- _Records_:
+ + + + + + +
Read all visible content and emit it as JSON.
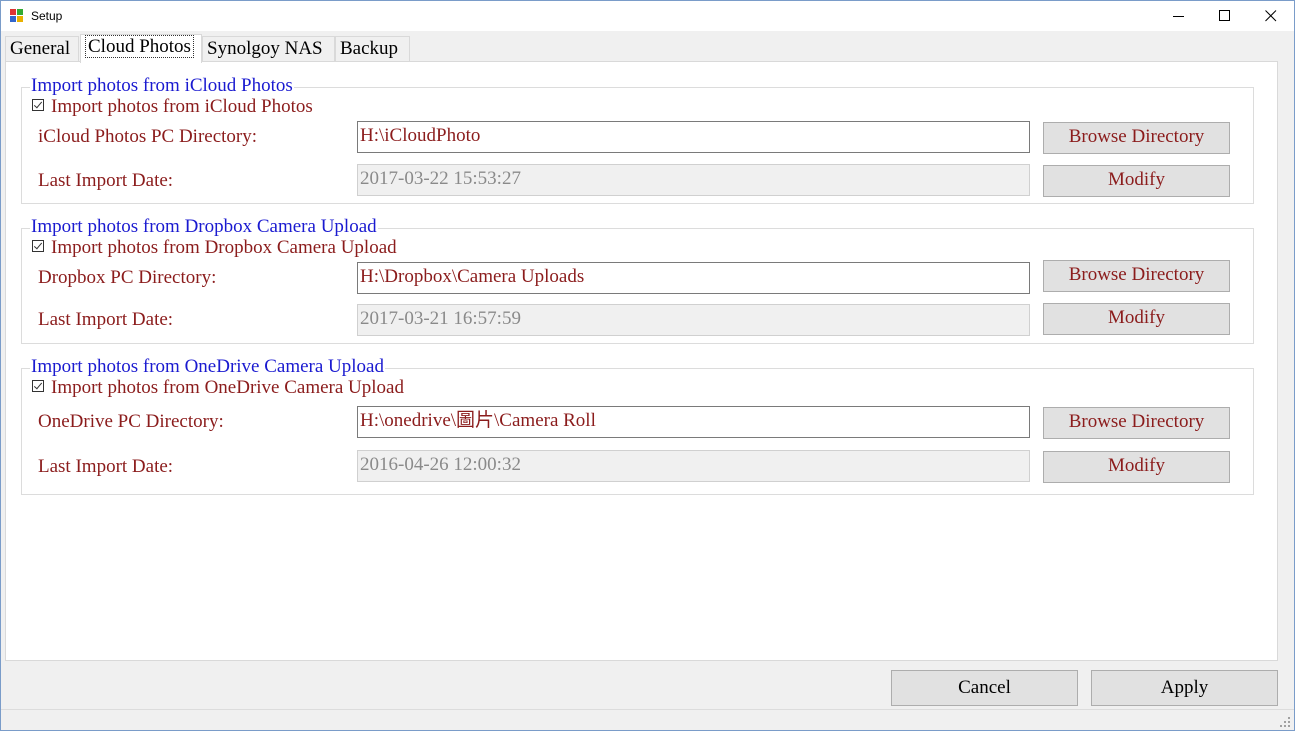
{
  "window": {
    "title": "Setup",
    "colors": {
      "accent_blue": "#1a1ad0",
      "label_red": "#8b1c1c"
    }
  },
  "tabs": [
    {
      "label": "General",
      "active": false
    },
    {
      "label": "Cloud Photos",
      "active": true
    },
    {
      "label": "Synolgoy NAS",
      "active": false
    },
    {
      "label": "Backup",
      "active": false
    }
  ],
  "icloud": {
    "legend": "Import photos from iCloud Photos",
    "checkbox_label": "Import photos from iCloud Photos",
    "checked": true,
    "dir_label": "iCloud Photos PC Directory:",
    "dir_value": "H:\\iCloudPhoto",
    "date_label": "Last Import Date:",
    "date_value": "2017-03-22 15:53:27",
    "browse_label": "Browse Directory",
    "modify_label": "Modify"
  },
  "dropbox": {
    "legend": "Import photos from Dropbox Camera Upload",
    "checkbox_label": "Import photos from Dropbox Camera Upload",
    "checked": true,
    "dir_label": "Dropbox PC Directory:",
    "dir_value": "H:\\Dropbox\\Camera Uploads",
    "date_label": "Last Import Date:",
    "date_value": "2017-03-21 16:57:59",
    "browse_label": "Browse Directory",
    "modify_label": "Modify"
  },
  "onedrive": {
    "legend": "Import photos from OneDrive Camera Upload",
    "checkbox_label": "Import photos from OneDrive Camera Upload",
    "checked": true,
    "dir_label": "OneDrive PC Directory:",
    "dir_value": "H:\\onedrive\\圖片\\Camera Roll",
    "date_label": "Last Import Date:",
    "date_value": "2016-04-26 12:00:32",
    "browse_label": "Browse Directory",
    "modify_label": "Modify"
  },
  "footer": {
    "cancel_label": "Cancel",
    "apply_label": "Apply"
  }
}
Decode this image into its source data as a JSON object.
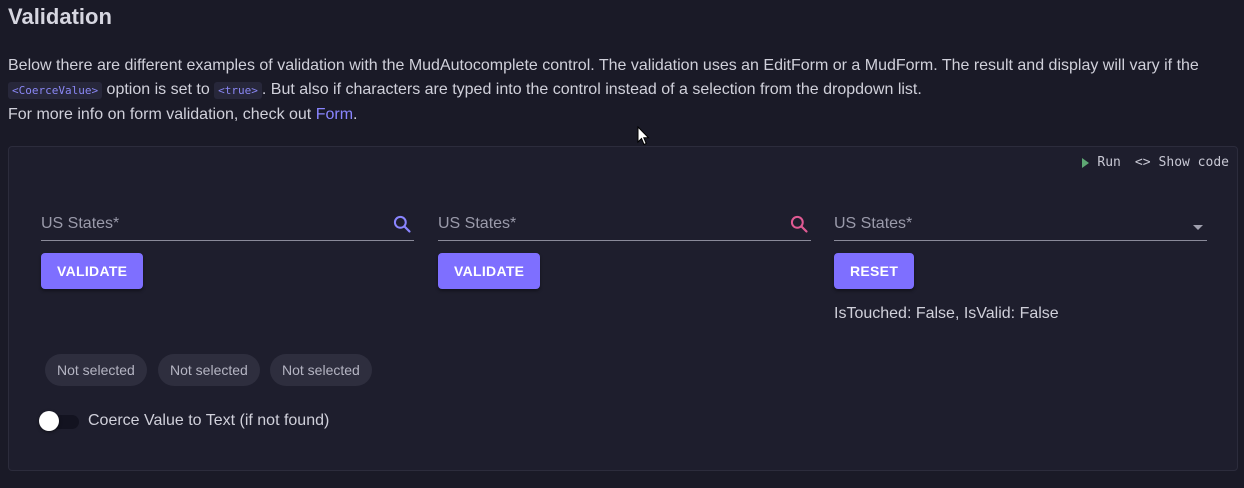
{
  "page": {
    "title": "Validation",
    "desc_part1": "Below there are different examples of validation with the MudAutocomplete control. The validation uses an EditForm or a MudForm. The result and display will vary if the ",
    "code1": "<CoerceValue>",
    "desc_part2": " option is set to ",
    "code2": "<true>",
    "desc_part3": ". But also if characters are typed into the control instead of a selection from the dropdown list.",
    "info_prefix": "For more info on form validation, check out ",
    "info_link": "Form",
    "info_suffix": "."
  },
  "toolbar": {
    "run_label": "Run",
    "show_code_label": "Show code"
  },
  "fields": [
    {
      "label": "US States*",
      "icon": "search-icon",
      "icon_color": "#8a85ff"
    },
    {
      "label": "US States*",
      "icon": "search-icon",
      "icon_color": "#e05a93"
    },
    {
      "label": "US States*",
      "icon": "arrow-drop-down-icon",
      "icon_color": "#a0a0ae"
    }
  ],
  "buttons": {
    "validate1": "VALIDATE",
    "validate2": "VALIDATE",
    "reset": "RESET"
  },
  "status_text": "IsTouched: False, IsValid: False",
  "chips": [
    "Not selected",
    "Not selected",
    "Not selected"
  ],
  "switch": {
    "label": "Coerce Value to Text (if not found)",
    "checked": false
  },
  "colors": {
    "accent": "#7e6fff",
    "background": "#1a1a27",
    "card": "#1e1e2d"
  }
}
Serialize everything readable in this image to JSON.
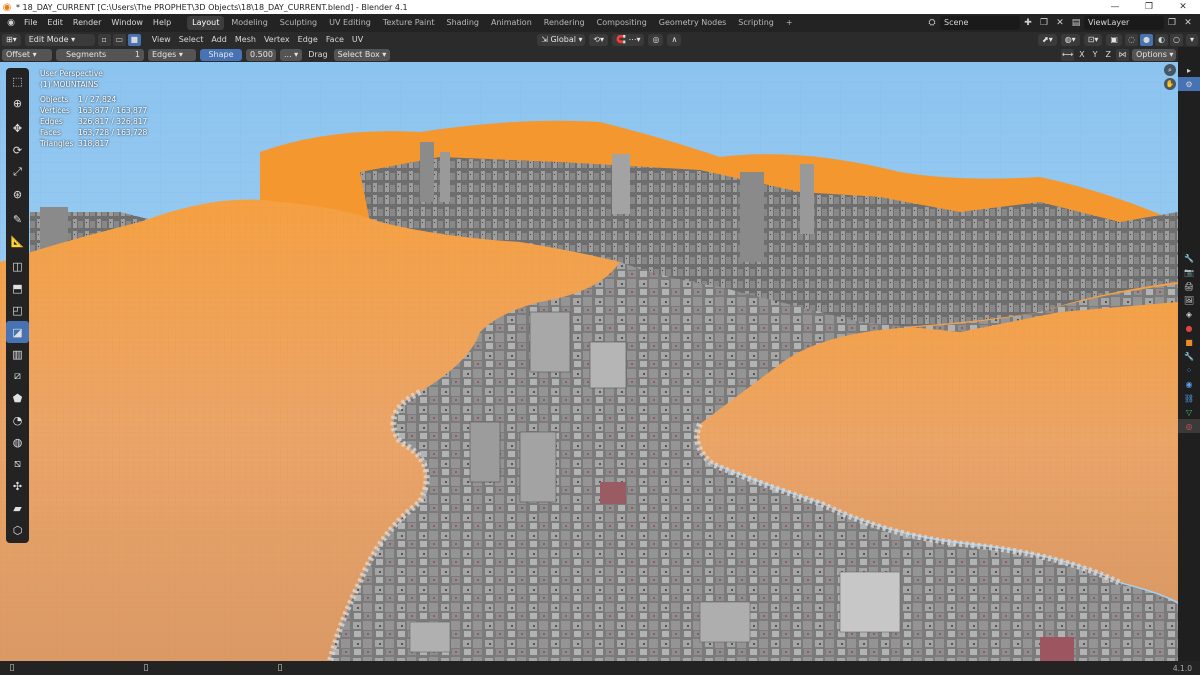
{
  "window": {
    "title": "* 18_DAY_CURRENT [C:\\Users\\The PROPHET\\3D Objects\\18\\18_DAY_CURRENT.blend] - Blender 4.1",
    "controls": [
      "—",
      "❐",
      "✕"
    ]
  },
  "menubar": {
    "menus": [
      "File",
      "Edit",
      "Render",
      "Window",
      "Help"
    ],
    "workspaces": [
      "Layout",
      "Modeling",
      "Sculpting",
      "UV Editing",
      "Texture Paint",
      "Shading",
      "Animation",
      "Rendering",
      "Compositing",
      "Geometry Nodes",
      "Scripting"
    ],
    "active_workspace": "Layout",
    "add_tab": "+",
    "scene": "Scene",
    "view_layer": "ViewLayer"
  },
  "header": {
    "mode": "Edit Mode",
    "menus": [
      "View",
      "Select",
      "Add",
      "Mesh",
      "Vertex",
      "Edge",
      "Face",
      "UV"
    ],
    "transform_orientation": "Global",
    "axes": [
      "X",
      "Y",
      "Z"
    ],
    "options": "Options"
  },
  "operator": {
    "offset": "Offset",
    "segments_label": "Segments",
    "segments_value": "1",
    "affect": "Edges",
    "shape_label": "Shape",
    "shape_value": "0.500",
    "more": "...",
    "drag_label": "Drag",
    "select_box": "Select Box"
  },
  "viewport": {
    "view_name": "User Perspective",
    "object_name": "(1) MOUNTAINS",
    "stats": [
      {
        "key": "Objects",
        "value": "1 / 27,824"
      },
      {
        "key": "Vertices",
        "value": "163,877 / 163,877"
      },
      {
        "key": "Edges",
        "value": "326,817 / 326,817"
      },
      {
        "key": "Faces",
        "value": "163,728 / 163,728"
      },
      {
        "key": "Triangles",
        "value": "318,817"
      }
    ]
  },
  "status": {
    "version": "4.1.0"
  },
  "colors": {
    "accent": "#4772b3",
    "sky": "#8fc4ef",
    "terrain": "#f3963a",
    "buildings": "#8d8d8d"
  }
}
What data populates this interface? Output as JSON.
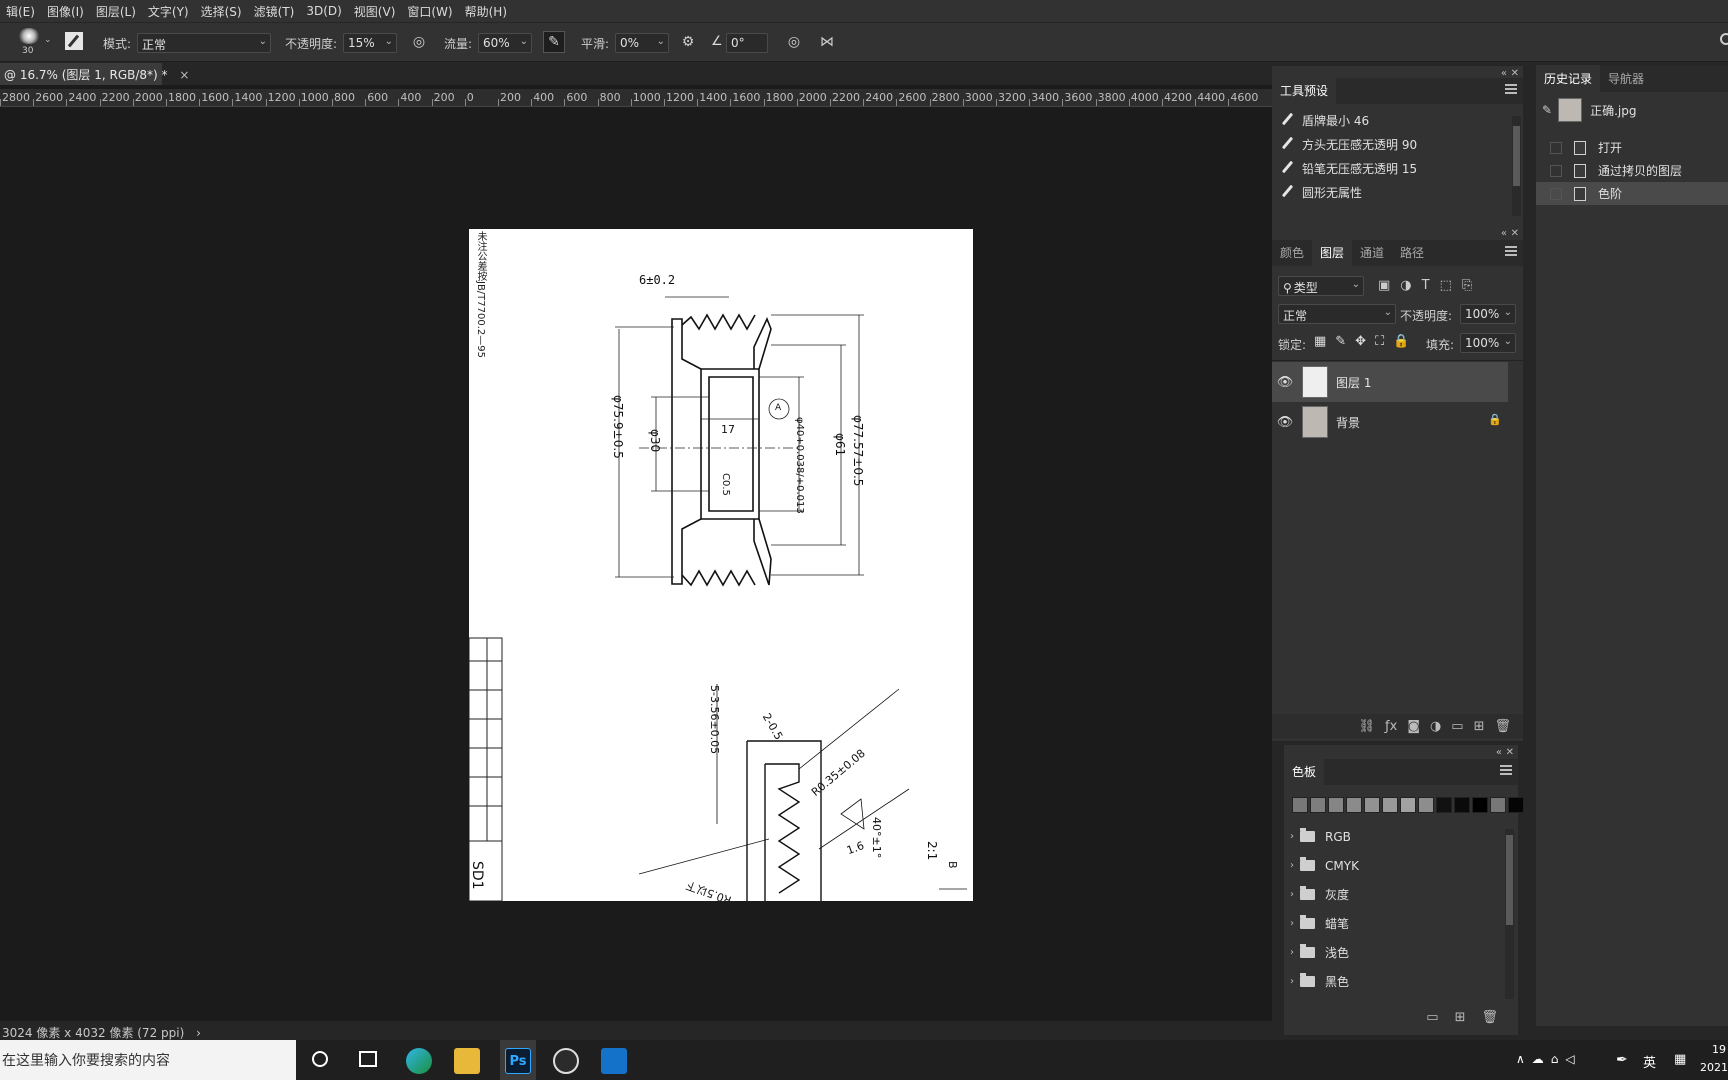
{
  "menu": [
    "辑(E)",
    "图像(I)",
    "图层(L)",
    "文字(Y)",
    "选择(S)",
    "滤镜(T)",
    "3D(D)",
    "视图(V)",
    "窗口(W)",
    "帮助(H)"
  ],
  "options": {
    "brush_size": "30",
    "mode_label": "模式:",
    "mode_value": "正常",
    "opacity_label": "不透明度:",
    "opacity_value": "15%",
    "flow_label": "流量:",
    "flow_value": "60%",
    "smoothing_label": "平滑:",
    "smoothing_value": "0%",
    "angle_value": "0°"
  },
  "document": {
    "tab_title": "@ 16.7% (图层 1, RGB/8*) *",
    "close_glyph": "×",
    "status": "3024 像素 x 4032 像素 (72 ppi)",
    "status_arrow": "›"
  },
  "ruler": [
    "2800",
    "2600",
    "2400",
    "2200",
    "2000",
    "1800",
    "1600",
    "1400",
    "1200",
    "1000",
    "800",
    "600",
    "400",
    "200",
    "0",
    "200",
    "400",
    "600",
    "800",
    "1000",
    "1200",
    "1400",
    "1600",
    "1800",
    "2000",
    "2200",
    "2400",
    "2600",
    "2800",
    "3000",
    "3200",
    "3400",
    "3600",
    "3800",
    "4000",
    "4200",
    "4400",
    "4600"
  ],
  "drawing_text": {
    "note": "未注公差按JB/T7700.2—95",
    "dim1": "6±0.2",
    "dim2": "φ75.9±0.5",
    "dim3": "φ30",
    "dim4": "17",
    "dim5": "φ40+0.038/+0.013",
    "dim6": "φ61",
    "dim7": "φ77.57±0.5",
    "dim8": "C0.5",
    "datum": "A",
    "dim9": "5-3.56±0.05",
    "dim10": "2-0.5",
    "dim11": "R0.35±0.08",
    "dim12": "40°±1°",
    "dim13": "1.6",
    "dim14": "R0.5以下",
    "scale": "2:1",
    "view": "B",
    "block": "SD1"
  },
  "presets_panel": {
    "tab": "工具预设",
    "items": [
      "盾牌最小 46",
      "方头无压感无透明 90",
      "铅笔无压感无透明 15",
      "圆形无属性"
    ]
  },
  "layers_panel": {
    "tabs": [
      "颜色",
      "图层",
      "通道",
      "路径"
    ],
    "filter_label": "类型",
    "blend": "正常",
    "opacity_label": "不透明度:",
    "opacity_value": "100%",
    "lock_label": "锁定:",
    "fill_label": "填充:",
    "fill_value": "100%",
    "layers": [
      {
        "name": "图层 1",
        "selected": true,
        "locked": false
      },
      {
        "name": "背景",
        "selected": false,
        "locked": true
      }
    ]
  },
  "history_panel": {
    "tabs": [
      "历史记录",
      "导航器"
    ],
    "snapshot": "正确.jpg",
    "items": [
      "打开",
      "通过拷贝的图层",
      "色阶"
    ]
  },
  "swatches_panel": {
    "tab": "色板",
    "colors": [
      "#787878",
      "#7e7e7e",
      "#858585",
      "#8b8b8b",
      "#929292",
      "#999999",
      "#a2a2a2",
      "#8d8d8d",
      "#111111",
      "#0a0a0a",
      "#000000",
      "#777777",
      "#050505"
    ],
    "groups": [
      "RGB",
      "CMYK",
      "灰度",
      "蜡笔",
      "浅色",
      "黑色"
    ]
  },
  "taskbar": {
    "search_placeholder": "在这里输入你要搜索的内容",
    "ps_label": "Ps",
    "ime": "英",
    "clock_time": "19",
    "clock_date": "2021"
  }
}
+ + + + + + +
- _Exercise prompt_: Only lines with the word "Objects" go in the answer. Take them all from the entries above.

- _Completed task_:
    "title": "* 18_DAY_CURRENT [C:\\Users\\The PROPHET\\3D Objects\\18\\18_DAY_CURRENT.blend] - Blender 4.1",
        "key": "Objects",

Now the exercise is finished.